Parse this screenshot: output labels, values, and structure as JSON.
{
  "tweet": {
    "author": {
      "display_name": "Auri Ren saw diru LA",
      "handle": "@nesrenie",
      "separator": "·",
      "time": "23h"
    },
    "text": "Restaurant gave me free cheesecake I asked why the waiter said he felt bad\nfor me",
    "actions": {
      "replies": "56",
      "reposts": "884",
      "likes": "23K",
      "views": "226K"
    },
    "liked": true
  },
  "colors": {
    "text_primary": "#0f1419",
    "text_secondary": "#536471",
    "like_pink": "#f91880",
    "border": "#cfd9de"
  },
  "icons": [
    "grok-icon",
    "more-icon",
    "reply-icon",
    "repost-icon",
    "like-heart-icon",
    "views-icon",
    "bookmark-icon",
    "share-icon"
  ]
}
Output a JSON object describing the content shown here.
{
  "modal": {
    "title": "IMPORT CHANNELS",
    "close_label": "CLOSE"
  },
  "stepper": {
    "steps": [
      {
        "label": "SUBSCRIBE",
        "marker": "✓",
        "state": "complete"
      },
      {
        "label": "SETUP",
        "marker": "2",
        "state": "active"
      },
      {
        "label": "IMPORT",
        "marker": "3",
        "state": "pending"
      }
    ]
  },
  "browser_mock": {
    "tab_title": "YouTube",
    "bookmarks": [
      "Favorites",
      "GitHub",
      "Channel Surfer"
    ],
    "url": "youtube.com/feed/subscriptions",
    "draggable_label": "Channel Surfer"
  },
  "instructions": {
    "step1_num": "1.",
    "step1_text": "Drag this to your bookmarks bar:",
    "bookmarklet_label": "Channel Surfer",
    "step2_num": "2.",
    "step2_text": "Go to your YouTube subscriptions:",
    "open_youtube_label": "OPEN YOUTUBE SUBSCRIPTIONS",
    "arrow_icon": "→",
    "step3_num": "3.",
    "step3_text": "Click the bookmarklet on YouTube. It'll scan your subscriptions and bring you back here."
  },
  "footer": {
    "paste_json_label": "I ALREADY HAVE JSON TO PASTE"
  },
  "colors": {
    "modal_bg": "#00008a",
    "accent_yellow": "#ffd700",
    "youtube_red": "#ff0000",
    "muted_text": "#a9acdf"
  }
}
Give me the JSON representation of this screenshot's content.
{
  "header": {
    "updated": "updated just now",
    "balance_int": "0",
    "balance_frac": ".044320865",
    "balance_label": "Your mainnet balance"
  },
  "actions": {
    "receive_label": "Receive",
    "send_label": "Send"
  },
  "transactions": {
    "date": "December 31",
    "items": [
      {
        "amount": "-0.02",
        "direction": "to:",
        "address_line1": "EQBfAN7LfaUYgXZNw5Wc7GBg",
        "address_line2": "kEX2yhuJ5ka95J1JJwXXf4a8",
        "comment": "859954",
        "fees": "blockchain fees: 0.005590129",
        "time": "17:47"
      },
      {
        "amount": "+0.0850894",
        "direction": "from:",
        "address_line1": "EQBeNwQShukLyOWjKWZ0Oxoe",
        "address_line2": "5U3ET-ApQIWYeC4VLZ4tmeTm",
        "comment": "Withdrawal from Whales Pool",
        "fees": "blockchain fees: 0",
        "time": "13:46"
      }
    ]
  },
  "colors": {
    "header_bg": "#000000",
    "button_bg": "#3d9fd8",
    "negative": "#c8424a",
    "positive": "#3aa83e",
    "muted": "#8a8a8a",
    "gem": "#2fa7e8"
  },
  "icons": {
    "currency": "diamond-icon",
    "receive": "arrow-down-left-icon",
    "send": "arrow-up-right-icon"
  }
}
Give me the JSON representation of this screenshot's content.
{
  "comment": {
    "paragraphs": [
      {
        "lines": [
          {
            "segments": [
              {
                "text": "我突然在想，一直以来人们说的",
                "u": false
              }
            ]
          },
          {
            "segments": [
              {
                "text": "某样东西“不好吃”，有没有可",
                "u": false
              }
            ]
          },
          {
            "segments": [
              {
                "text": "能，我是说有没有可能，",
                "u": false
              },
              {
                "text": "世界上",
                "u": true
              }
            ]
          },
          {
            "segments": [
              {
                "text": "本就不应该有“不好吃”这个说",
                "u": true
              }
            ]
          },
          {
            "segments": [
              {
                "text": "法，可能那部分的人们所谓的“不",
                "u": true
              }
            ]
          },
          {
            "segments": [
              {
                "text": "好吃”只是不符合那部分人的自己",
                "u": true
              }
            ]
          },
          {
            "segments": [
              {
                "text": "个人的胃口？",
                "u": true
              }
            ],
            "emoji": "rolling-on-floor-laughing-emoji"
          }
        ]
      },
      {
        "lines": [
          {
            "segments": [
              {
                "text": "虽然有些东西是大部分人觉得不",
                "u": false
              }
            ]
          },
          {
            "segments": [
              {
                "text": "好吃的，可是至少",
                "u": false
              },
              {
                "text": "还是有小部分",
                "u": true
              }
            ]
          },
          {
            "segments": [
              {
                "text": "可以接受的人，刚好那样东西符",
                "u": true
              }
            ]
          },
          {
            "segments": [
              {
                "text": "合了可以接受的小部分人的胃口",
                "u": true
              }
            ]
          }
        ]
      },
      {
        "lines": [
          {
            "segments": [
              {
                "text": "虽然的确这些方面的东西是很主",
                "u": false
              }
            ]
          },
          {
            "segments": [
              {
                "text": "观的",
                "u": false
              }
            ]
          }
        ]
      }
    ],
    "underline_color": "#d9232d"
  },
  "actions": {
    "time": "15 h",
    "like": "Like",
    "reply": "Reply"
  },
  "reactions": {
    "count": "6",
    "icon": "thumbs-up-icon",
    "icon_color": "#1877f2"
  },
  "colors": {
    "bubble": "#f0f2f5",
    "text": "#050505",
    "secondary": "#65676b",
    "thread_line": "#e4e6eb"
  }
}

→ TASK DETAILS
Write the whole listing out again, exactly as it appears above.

→ ANSWER BOX
Parse this screenshot: output labels, values, and structure as JSON.
{
  "tweet": {
    "author": {
      "display_name": "Auri Ren saw diru LA",
      "handle": "@nesrenie",
      "separator": "·",
      "time": "23h"
    },
    "text": "Restaurant gave me free cheesecake I asked why the waiter said he felt bad\nfor me",
    "actions": {
      "replies": "56",
      "reposts": "884",
      "likes": "23K",
      "views": "226K"
    },
    "liked": true
  },
  "colors": {
    "text_primary": "#0f1419",
    "text_secondary": "#536471",
    "like_pink": "#f91880",
    "border": "#cfd9de"
  },
  "icons": [
    "grok-icon",
    "more-icon",
    "reply-icon",
    "repost-icon",
    "like-heart-icon",
    "views-icon",
    "bookmark-icon",
    "share-icon"
  ]
}
Output a JSON object describing the content shown here.
{
  "modal": {
    "title": "IMPORT CHANNELS",
    "close_label": "CLOSE"
  },
  "stepper": {
    "steps": [
      {
        "label": "SUBSCRIBE",
        "marker": "✓",
        "state": "complete"
      },
      {
        "label": "SETUP",
        "marker": "2",
        "state": "active"
      },
      {
        "label": "IMPORT",
        "marker": "3",
        "state": "pending"
      }
    ]
  },
  "browser_mock": {
    "tab_title": "YouTube",
    "bookmarks": [
      "Favorites",
      "GitHub",
      "Channel Surfer"
    ],
    "url": "youtube.com/feed/subscriptions",
    "draggable_label": "Channel Surfer"
  },
  "instructions": {
    "step1_num": "1.",
    "step1_text": "Drag this to your bookmarks bar:",
    "bookmarklet_label": "Channel Surfer",
    "step2_num": "2.",
    "step2_text": "Go to your YouTube subscriptions:",
    "open_youtube_label": "OPEN YOUTUBE SUBSCRIPTIONS",
    "arrow_icon": "→",
    "step3_num": "3.",
    "step3_text": "Click the bookmarklet on YouTube. It'll scan your subscriptions and bring you back here."
  },
  "footer": {
    "paste_json_label": "I ALREADY HAVE JSON TO PASTE"
  },
  "colors": {
    "modal_bg": "#00008a",
    "accent_yellow": "#ffd700",
    "youtube_red": "#ff0000",
    "muted_text": "#a9acdf"
  }
}
Give me the JSON representation of this screenshot's content.
{
  "header": {
    "updated": "updated just now",
    "balance_int": "0",
    "balance_frac": ".044320865",
    "balance_label": "Your mainnet balance"
  },
  "actions": {
    "receive_label": "Receive",
    "send_label": "Send"
  },
  "transactions": {
    "date": "December 31",
    "items": [
      {
        "amount": "-0.02",
        "direction": "to:",
        "address_line1": "EQBfAN7LfaUYgXZNw5Wc7GBg",
        "address_line2": "kEX2yhuJ5ka95J1JJwXXf4a8",
        "comment": "859954",
        "fees": "blockchain fees: 0.005590129",
        "time": "17:47"
      },
      {
        "amount": "+0.0850894",
        "direction": "from:",
        "address_line1": "EQBeNwQShukLyOWjKWZ0Oxoe",
        "address_line2": "5U3ET-ApQIWYeC4VLZ4tmeTm",
        "comment": "Withdrawal from Whales Pool",
        "fees": "blockchain fees: 0",
        "time": "13:46"
      }
    ]
  },
  "colors": {
    "header_bg": "#000000",
    "button_bg": "#3d9fd8",
    "negative": "#c8424a",
    "positive": "#3aa83e",
    "muted": "#8a8a8a",
    "gem": "#2fa7e8"
  },
  "icons": {
    "currency": "diamond-icon",
    "receive": "arrow-down-left-icon",
    "send": "arrow-up-right-icon"
  }
}
Give me the JSON representation of this screenshot's content.
{
  "comment": {
    "paragraphs": [
      {
        "lines": [
          {
            "segments": [
              {
                "text": "我突然在想，一直以来人们说的",
                "u": false
              }
            ]
          },
          {
            "segments": [
              {
                "text": "某样东西“不好吃”，有没有可",
                "u": false
              }
            ]
          },
          {
            "segments": [
              {
                "text": "能，我是说有没有可能，",
                "u": false
              },
              {
                "text": "世界上",
                "u": true
              }
            ]
          },
          {
            "segments": [
              {
                "text": "本就不应该有“不好吃”这个说",
                "u": true
              }
            ]
          },
          {
            "segments": [
              {
                "text": "法，可能那部分的人们所谓的“不",
                "u": true
              }
            ]
          },
          {
            "segments": [
              {
                "text": "好吃”只是不符合那部分人的自己",
                "u": true
              }
            ]
          },
          {
            "segments": [
              {
                "text": "个人的胃口？",
                "u": true
              }
            ],
            "emoji": "rolling-on-floor-laughing-emoji"
          }
        ]
      },
      {
        "lines": [
          {
            "segments": [
              {
                "text": "虽然有些东西是大部分人觉得不",
                "u": false
              }
            ]
          },
          {
            "segments": [
              {
                "text": "好吃的，可是至少",
                "u": false
              },
              {
                "text": "还是有小部分",
                "u": true
              }
            ]
          },
          {
            "segments": [
              {
                "text": "可以接受的人，刚好那样东西符",
                "u": true
              }
            ]
          },
          {
            "segments": [
              {
                "text": "合了可以接受的小部分人的胃口",
                "u": true
              }
            ]
          }
        ]
      },
      {
        "lines": [
          {
            "segments": [
              {
                "text": "虽然的确这些方面的东西是很主",
                "u": false
              }
            ]
          },
          {
            "segments": [
              {
                "text": "观的",
                "u": false
              }
            ]
          }
        ]
      }
    ],
    "underline_color": "#d9232d"
  },
  "actions": {
    "time": "15 h",
    "like": "Like",
    "reply": "Reply"
  },
  "reactions": {
    "count": "6",
    "icon": "thumbs-up-icon",
    "icon_color": "#1877f2"
  },
  "colors": {
    "bubble": "#f0f2f5",
    "text": "#050505",
    "secondary": "#65676b",
    "thread_line": "#e4e6eb"
  }
}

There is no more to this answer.